What you return must be the data below, word for word, without any images.

Stored records:

+-------+

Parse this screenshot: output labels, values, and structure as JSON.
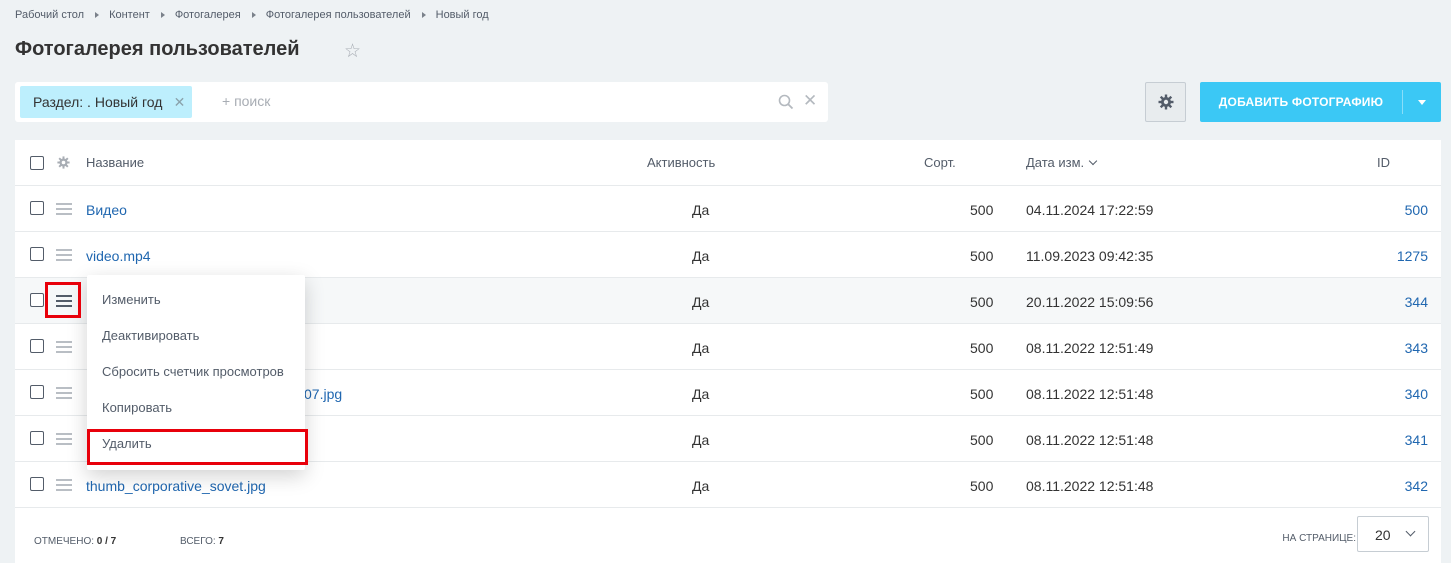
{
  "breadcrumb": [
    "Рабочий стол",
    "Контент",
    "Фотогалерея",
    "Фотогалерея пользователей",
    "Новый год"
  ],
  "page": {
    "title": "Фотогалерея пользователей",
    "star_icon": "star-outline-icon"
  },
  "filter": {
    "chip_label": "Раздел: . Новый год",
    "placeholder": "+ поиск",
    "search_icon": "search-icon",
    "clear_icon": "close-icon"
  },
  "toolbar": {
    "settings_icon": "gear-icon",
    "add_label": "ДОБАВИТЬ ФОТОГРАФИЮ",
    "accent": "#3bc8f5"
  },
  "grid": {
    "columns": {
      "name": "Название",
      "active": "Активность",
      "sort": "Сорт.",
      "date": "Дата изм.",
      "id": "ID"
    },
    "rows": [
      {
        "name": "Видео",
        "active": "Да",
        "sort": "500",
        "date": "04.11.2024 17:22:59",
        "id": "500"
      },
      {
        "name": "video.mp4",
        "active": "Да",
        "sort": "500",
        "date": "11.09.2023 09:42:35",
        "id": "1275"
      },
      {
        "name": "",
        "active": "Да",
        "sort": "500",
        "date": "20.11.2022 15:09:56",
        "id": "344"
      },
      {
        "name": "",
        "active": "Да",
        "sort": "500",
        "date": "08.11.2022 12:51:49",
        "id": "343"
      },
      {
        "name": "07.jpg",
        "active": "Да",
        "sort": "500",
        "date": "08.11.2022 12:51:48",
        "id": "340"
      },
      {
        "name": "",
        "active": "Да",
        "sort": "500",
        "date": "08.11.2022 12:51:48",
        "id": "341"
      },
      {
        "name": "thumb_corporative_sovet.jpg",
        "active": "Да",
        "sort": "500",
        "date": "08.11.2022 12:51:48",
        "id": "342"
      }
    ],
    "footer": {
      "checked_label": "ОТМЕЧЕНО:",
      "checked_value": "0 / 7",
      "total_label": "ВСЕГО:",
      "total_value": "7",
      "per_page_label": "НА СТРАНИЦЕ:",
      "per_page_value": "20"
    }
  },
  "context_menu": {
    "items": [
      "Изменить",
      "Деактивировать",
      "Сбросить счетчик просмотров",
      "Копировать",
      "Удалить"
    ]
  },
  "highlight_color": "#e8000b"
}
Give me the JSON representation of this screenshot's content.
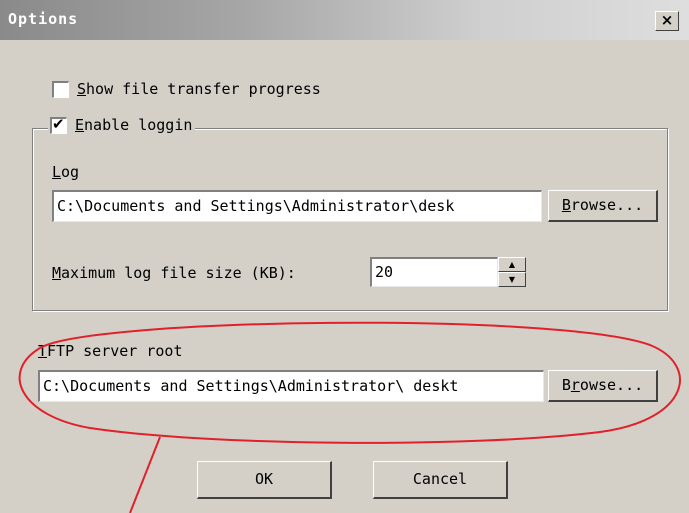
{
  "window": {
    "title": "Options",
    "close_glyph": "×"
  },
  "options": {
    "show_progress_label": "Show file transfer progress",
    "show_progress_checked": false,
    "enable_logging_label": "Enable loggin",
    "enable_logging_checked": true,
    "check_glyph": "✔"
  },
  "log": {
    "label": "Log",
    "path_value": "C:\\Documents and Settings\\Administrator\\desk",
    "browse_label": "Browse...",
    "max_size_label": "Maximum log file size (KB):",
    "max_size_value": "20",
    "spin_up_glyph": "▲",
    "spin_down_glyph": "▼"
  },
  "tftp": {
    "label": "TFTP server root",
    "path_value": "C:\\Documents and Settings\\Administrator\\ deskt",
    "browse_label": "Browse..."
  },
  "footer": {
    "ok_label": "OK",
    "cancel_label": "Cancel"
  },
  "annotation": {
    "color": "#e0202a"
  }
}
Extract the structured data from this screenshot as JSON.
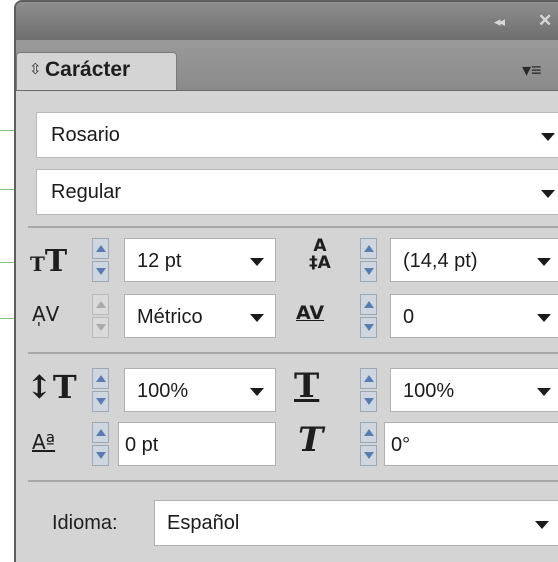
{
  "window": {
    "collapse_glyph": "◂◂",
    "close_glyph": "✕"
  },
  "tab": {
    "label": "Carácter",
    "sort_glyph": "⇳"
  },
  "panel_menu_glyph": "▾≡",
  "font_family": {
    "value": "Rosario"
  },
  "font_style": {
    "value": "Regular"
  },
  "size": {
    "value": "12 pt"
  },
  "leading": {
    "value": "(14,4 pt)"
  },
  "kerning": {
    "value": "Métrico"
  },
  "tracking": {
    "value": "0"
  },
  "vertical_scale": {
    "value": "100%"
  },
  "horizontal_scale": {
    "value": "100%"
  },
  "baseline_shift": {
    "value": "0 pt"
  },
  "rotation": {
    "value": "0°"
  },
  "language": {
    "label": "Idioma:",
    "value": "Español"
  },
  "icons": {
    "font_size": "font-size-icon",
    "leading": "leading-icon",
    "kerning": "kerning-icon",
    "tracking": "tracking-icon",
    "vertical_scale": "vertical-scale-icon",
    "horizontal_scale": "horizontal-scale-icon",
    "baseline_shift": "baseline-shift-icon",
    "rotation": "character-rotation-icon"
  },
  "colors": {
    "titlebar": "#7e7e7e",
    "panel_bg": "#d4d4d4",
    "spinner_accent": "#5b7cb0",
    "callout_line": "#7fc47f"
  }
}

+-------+

### [Completed exercise]
Parse this screenshot: output labels, values, and structure as JSON.
{
  "breadcrumb": [
    "Рабочий стол",
    "Контент",
    "Фотогалерея",
    "Фотогалерея пользователей",
    "Новый год"
  ],
  "page": {
    "title": "Фотогалерея пользователей",
    "star_icon": "star-outline-icon"
  },
  "filter": {
    "chip_label": "Раздел: . Новый год",
    "placeholder": "+ поиск",
    "search_icon": "search-icon",
    "clear_icon": "close-icon"
  },
  "toolbar": {
    "settings_icon": "gear-icon",
    "add_label": "ДОБАВИТЬ ФОТОГРАФИЮ",
    "accent": "#3bc8f5"
  },
  "grid": {
    "columns": {
      "name": "Название",
      "active": "Активность",
      "sort": "Сорт.",
      "date": "Дата изм.",
      "id": "ID"
    },
    "rows": [
      {
        "name": "Видео",
        "active": "Да",
        "sort": "500",
        "date": "04.11.2024 17:22:59",
        "id": "500"
      },
      {
        "name": "video.mp4",
        "active": "Да",
        "sort": "500",
        "date": "11.09.2023 09:42:35",
        "id": "1275"
      },
      {
        "name": "",
        "active": "Да",
        "sort": "500",
        "date": "20.11.2022 15:09:56",
        "id": "344"
      },
      {
        "name": "",
        "active": "Да",
        "sort": "500",
        "date": "08.11.2022 12:51:49",
        "id": "343"
      },
      {
        "name": "07.jpg",
        "active": "Да",
        "sort": "500",
        "date": "08.11.2022 12:51:48",
        "id": "340"
      },
      {
        "name": "",
        "active": "Да",
        "sort": "500",
        "date": "08.11.2022 12:51:48",
        "id": "341"
      },
      {
        "name": "thumb_corporative_sovet.jpg",
        "active": "Да",
        "sort": "500",
        "date": "08.11.2022 12:51:48",
        "id": "342"
      }
    ],
    "footer": {
      "checked_label": "ОТМЕЧЕНО:",
      "checked_value": "0 / 7",
      "total_label": "ВСЕГО:",
      "total_value": "7",
      "per_page_label": "НА СТРАНИЦЕ:",
      "per_page_value": "20"
    }
  },
  "context_menu": {
    "items": [
      "Изменить",
      "Деактивировать",
      "Сбросить счетчик просмотров",
      "Копировать",
      "Удалить"
    ]
  },
  "highlight_color": "#e8000b"
}
Give me the JSON representation of this screenshot's content.
{
  "window": {
    "title": "Options",
    "close_glyph": "×"
  },
  "options": {
    "show_progress_label": "Show file transfer progress",
    "show_progress_checked": false,
    "enable_logging_label": "Enable loggin",
    "enable_logging_checked": true,
    "check_glyph": "✔"
  },
  "log": {
    "label": "Log",
    "path_value": "C:\\Documents and Settings\\Administrator\\desk",
    "browse_label": "Browse...",
    "max_size_label": "Maximum log file size (KB):",
    "max_size_value": "20",
    "spin_up_glyph": "▲",
    "spin_down_glyph": "▼"
  },
  "tftp": {
    "label": "TFTP server root",
    "path_value": "C:\\Documents and Settings\\Administrator\\ deskt",
    "browse_label": "Browse..."
  },
  "footer": {
    "ok_label": "OK",
    "cancel_label": "Cancel"
  },
  "annotation": {
    "color": "#e0202a"
  }
}
Extract the structured data from this screenshot as JSON.
{
  "window": {
    "collapse_glyph": "◂◂",
    "close_glyph": "✕"
  },
  "tab": {
    "label": "Carácter",
    "sort_glyph": "⇳"
  },
  "panel_menu_glyph": "▾≡",
  "font_family": {
    "value": "Rosario"
  },
  "font_style": {
    "value": "Regular"
  },
  "size": {
    "value": "12 pt"
  },
  "leading": {
    "value": "(14,4 pt)"
  },
  "kerning": {
    "value": "Métrico"
  },
  "tracking": {
    "value": "0"
  },
  "vertical_scale": {
    "value": "100%"
  },
  "horizontal_scale": {
    "value": "100%"
  },
  "baseline_shift": {
    "value": "0 pt"
  },
  "rotation": {
    "value": "0°"
  },
  "language": {
    "label": "Idioma:",
    "value": "Español"
  },
  "icons": {
    "font_size": "font-size-icon",
    "leading": "leading-icon",
    "kerning": "kerning-icon",
    "tracking": "tracking-icon",
    "vertical_scale": "vertical-scale-icon",
    "horizontal_scale": "horizontal-scale-icon",
    "baseline_shift": "baseline-shift-icon",
    "rotation": "character-rotation-icon"
  },
  "colors": {
    "titlebar": "#7e7e7e",
    "panel_bg": "#d4d4d4",
    "spinner_accent": "#5b7cb0",
    "callout_line": "#7fc47f"
  }
}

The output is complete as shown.